In March we told you about ‘Stage Directions’, an Open Space meeting that brought Hamilton Theatre folks together around the central theme of imagining the next steps for theatre in Hamilton. Many many ideas were born that day, and you can count on hearing about some of those developments here. Today’s post is from a new group in town, called ArtsVote Hamilton. Here they start the conversation about the need for this advocacy group and how you can get involved right away.
The goal of Artsvote Hamilton is to raise awareness about the importance of the arts in a vibrant growing city. We are doing this by encouraging local politicians to get behind funding for the arts at City Council. And how will we achieve this? By educating city councillors about the benefits of a vibrant arts scene. How will we do that you ask? Good question – and we need your help.
Hamilton is a city known for its diverse social scene, with a pulsing mixture of upper, middle and working class people. Hamilton has a proud history of being on the side of workers and recently has focused on tackling poverty issues. How can a city that must focus on poverty find the time and money to spend on the arts?
The two issues need not be in competition.

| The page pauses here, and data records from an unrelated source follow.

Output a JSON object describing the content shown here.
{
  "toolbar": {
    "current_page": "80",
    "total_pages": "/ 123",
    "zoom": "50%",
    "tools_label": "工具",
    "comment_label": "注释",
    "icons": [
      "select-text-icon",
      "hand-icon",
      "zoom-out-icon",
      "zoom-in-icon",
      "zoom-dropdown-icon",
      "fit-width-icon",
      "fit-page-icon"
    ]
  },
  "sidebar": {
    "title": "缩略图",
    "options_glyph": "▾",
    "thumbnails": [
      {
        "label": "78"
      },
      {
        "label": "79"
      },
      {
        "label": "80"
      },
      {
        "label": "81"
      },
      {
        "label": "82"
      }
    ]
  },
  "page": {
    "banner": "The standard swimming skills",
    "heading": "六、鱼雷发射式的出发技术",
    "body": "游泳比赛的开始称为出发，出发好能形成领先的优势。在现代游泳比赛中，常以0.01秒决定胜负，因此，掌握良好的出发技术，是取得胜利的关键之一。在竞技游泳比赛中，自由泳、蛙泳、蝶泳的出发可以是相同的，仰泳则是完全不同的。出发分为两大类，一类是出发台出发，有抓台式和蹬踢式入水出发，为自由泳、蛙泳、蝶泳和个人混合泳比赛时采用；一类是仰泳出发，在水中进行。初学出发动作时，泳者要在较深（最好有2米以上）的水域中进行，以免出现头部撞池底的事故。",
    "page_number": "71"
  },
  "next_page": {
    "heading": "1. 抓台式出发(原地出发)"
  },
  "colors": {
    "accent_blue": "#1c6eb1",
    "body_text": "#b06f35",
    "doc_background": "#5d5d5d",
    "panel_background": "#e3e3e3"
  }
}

The arts in Hamilton not only bring a brighter spiritual life to the city but naturally encourage the revitalization of older, poorer neighborhoods (witness the recent Renaissance of James Street North)! The truth is that cities such as Birmingham, England and Pittsburgh, Pennsylvania, have recently discovered an important principle: both cities, like Hamilton, have seen the demise of heavy industry, but both have also focused on the arts as a way to actually improve their city’s economy.
The arts not only improves the quality of life in the city by providing venues and opportunities for artists to create inspiring work, but the arts positively impacts these aspects of city life:
- OUR INTERNATIONAL PROFILE!
In a 2012 Hill Strategies study of arts funding, Hamilton ranked 7th out of 8 Canadian municipalities (compared to Toronto, Winnipeg, Waterloo, Halifax, Windsor, London). That’s $3.08 per person.
A city with a vibrant arts scene creates jobs, and encourages the growth of the service industry, and many other city businesses. Hamilton can look back on a proud history of being a tourist destination due to its gorgeous scenery and very special bay location. The ARTS offer another very good reason for people to come here to visit, and pour money into the economy.
The arts, most importantly, help to build a civil, spiritual life for its citizens. But beyond that, and on a much more practical level, the flourishing arts community increases investment, attracts tourists, generates revenue and boosts our city’s international profile.
Here’s what you can do: ArtsVote Hamilton needs volunteers for the May 9th Artcrawl to ask folks in the street what questions they would like to ask their councillors about art funding in Hamilton. We’ll have some newly designed postcards, with the gorgeous picture above provided by Clarence Porter. We are inviting city councillors to our first ArtsVote Hamilton event where host Jeff Mahoney (Hamilton Spectator) will ask them many of your questions and discuss with the candidates their positions on arts funding for the city.
That’s not all! Go to our new Facebook page and ‘Like’ us in order to be kept in the loop about events. Leave a comment and or question on the page! Write to us directly at firstname.lastname@example.org and let us know if you can give ArtsVote Hamilton a couple hours of your time on Friday, May 9th 7-9pm. Can’t go to the May 9th Artcrawl? That’s okay, write us anyway to tell us you would like to get involved. Thank you! And we will see you out there.